    May 29, 2010     August 28, 2010     November 27, 2010     February 26, 2011  
    (Dollars in thousands, except per share data)  

Statement of Operations Data:

               

Net sales

  $ 282,398        100.0 %   $ 301,070        100.0 %   $ 260,935        100.0 %   $ 384,599        100.0 %

Cost of sales (including occupancy costs)

    188,428        66.7        201,301        66.9        179,056        68.6        246,288        64.0   
 

 

 

   

 

 

   

 

 

   

 

 

   

 

 

   

 

 

   

 

 

   

 

 

 

Gross profit

    93,970        33.3        99,769        33.1        81,879        31.4        138,311        36.0   

Selling, general and administrative expenses

    71,779        25.4        72,778        24.2        75,278        28.9        82,883        21.6   

Store closing costs

    —          —          —          —          87        —          263        0.1   

Impairment charges

    —          —          —          —          —          —          1,228        0.3   
 

 

 

   

 

 

   

 

 

   

 

 

   

 

 

   

 

 

   

 

 

   

 

 

 

Operating income

    22,191        7.9        26,991        8.9        6,514        2.5        53,937        14.0   

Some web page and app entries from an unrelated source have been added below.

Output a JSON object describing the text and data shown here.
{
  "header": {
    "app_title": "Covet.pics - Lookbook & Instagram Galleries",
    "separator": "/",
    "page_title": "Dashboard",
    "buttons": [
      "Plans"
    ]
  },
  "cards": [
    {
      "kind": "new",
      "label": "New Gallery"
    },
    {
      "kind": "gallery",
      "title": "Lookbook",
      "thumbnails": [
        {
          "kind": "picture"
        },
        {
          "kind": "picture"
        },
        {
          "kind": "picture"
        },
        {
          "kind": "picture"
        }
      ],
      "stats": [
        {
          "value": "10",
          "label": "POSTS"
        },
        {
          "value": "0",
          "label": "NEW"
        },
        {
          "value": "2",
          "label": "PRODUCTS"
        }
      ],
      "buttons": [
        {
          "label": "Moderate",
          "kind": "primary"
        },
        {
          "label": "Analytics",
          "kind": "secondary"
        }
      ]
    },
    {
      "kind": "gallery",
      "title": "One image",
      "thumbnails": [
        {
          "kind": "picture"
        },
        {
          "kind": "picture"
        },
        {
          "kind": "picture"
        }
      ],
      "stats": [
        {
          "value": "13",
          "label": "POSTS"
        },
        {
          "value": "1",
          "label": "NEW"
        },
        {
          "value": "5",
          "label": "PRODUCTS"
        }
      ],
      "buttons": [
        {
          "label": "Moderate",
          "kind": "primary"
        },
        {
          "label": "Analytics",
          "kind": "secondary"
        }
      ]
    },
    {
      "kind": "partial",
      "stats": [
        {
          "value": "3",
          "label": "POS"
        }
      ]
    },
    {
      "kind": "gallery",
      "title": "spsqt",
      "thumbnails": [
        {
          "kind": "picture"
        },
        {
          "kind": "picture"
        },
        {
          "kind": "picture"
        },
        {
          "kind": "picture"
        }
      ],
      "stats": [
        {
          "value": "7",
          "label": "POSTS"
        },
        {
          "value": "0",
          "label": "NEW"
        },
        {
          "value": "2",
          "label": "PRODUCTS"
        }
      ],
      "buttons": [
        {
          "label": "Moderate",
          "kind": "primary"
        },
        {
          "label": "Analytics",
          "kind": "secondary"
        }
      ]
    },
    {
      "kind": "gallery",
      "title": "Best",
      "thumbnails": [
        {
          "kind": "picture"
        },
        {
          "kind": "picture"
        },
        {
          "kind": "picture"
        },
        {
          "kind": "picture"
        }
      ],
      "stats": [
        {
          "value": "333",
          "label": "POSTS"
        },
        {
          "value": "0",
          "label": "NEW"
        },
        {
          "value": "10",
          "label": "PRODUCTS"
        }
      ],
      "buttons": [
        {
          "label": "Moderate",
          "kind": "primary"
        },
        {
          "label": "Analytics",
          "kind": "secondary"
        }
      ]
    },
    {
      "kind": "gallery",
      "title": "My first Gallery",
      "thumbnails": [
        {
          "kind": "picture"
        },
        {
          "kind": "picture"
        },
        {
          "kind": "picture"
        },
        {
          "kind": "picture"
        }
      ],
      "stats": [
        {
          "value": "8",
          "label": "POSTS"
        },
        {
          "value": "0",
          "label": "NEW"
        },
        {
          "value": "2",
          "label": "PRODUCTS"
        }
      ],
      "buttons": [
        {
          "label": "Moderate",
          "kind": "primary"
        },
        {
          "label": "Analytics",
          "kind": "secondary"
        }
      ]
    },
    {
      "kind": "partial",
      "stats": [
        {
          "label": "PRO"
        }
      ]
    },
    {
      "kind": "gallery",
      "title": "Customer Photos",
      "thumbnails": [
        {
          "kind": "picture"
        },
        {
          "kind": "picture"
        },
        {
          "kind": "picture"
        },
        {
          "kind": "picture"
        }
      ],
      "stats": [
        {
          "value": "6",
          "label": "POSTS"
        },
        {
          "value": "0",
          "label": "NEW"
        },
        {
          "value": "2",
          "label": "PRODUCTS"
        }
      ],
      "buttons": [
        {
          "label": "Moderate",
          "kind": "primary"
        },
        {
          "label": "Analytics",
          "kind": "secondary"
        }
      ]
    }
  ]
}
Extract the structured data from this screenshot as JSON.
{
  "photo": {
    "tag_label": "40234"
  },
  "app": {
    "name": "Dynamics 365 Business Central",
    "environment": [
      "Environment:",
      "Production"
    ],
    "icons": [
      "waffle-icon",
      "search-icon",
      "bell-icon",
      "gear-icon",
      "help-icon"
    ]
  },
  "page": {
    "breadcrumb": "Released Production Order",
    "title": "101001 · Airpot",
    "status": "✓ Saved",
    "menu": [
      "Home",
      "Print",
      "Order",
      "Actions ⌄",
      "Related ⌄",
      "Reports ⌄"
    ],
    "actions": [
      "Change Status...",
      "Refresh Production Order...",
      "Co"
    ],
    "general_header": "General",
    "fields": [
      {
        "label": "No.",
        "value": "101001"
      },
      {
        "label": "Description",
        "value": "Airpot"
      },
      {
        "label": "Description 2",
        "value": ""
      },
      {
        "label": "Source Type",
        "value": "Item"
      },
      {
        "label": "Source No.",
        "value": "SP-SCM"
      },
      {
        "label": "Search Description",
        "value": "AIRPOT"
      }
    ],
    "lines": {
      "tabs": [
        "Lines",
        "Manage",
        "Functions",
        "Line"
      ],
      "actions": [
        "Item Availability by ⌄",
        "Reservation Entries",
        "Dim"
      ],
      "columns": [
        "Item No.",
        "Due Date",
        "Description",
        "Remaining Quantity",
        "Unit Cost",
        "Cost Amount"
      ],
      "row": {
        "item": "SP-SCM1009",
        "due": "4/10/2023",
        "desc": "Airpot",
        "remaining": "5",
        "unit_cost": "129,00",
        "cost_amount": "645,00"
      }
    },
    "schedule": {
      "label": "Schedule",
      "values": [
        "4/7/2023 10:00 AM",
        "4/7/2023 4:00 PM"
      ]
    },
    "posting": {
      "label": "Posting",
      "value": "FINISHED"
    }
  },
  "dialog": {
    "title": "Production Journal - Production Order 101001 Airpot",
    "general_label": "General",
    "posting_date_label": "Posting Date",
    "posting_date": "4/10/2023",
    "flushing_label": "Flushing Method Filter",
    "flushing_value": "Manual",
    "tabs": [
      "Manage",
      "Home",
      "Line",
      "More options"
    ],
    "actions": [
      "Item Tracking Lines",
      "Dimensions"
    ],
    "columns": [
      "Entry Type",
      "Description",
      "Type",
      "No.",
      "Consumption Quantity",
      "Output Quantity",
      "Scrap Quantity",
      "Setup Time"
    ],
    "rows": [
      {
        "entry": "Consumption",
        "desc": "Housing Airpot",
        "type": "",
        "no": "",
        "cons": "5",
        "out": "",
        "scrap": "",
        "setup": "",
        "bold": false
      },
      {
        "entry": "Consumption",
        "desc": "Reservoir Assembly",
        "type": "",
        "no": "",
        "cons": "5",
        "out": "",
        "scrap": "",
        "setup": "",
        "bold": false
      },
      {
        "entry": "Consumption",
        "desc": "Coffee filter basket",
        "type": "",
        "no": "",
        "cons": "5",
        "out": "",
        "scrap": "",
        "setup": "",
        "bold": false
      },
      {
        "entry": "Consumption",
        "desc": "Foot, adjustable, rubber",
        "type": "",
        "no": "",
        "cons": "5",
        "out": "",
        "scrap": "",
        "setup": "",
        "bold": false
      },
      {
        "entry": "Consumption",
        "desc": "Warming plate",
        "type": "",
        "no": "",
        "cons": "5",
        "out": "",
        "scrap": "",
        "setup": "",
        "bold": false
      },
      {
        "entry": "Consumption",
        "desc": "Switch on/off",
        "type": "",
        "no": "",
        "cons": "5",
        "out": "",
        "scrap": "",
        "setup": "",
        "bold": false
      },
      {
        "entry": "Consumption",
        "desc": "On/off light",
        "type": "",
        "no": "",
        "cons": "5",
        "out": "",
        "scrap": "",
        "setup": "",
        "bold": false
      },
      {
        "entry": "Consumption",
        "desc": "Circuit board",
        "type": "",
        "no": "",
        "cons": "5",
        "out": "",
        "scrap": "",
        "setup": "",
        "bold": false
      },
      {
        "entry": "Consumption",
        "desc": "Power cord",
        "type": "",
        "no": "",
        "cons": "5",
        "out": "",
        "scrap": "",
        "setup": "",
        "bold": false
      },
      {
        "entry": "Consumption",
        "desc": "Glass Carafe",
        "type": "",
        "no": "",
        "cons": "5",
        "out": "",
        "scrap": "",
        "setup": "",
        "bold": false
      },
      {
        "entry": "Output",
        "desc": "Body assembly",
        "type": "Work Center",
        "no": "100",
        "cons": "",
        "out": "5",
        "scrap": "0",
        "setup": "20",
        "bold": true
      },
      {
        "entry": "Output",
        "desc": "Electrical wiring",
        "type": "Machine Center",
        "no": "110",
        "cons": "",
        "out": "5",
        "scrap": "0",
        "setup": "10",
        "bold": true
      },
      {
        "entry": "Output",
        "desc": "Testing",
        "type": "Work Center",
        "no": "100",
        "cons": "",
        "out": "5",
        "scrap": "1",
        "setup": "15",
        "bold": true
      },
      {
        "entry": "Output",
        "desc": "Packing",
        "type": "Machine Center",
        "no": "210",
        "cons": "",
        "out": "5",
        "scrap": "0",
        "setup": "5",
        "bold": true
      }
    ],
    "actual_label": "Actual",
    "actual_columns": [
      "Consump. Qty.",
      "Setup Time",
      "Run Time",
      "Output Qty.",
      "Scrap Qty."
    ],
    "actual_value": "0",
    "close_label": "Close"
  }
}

Interest income, net

    64        —          155        0.1        151        0.1        138        —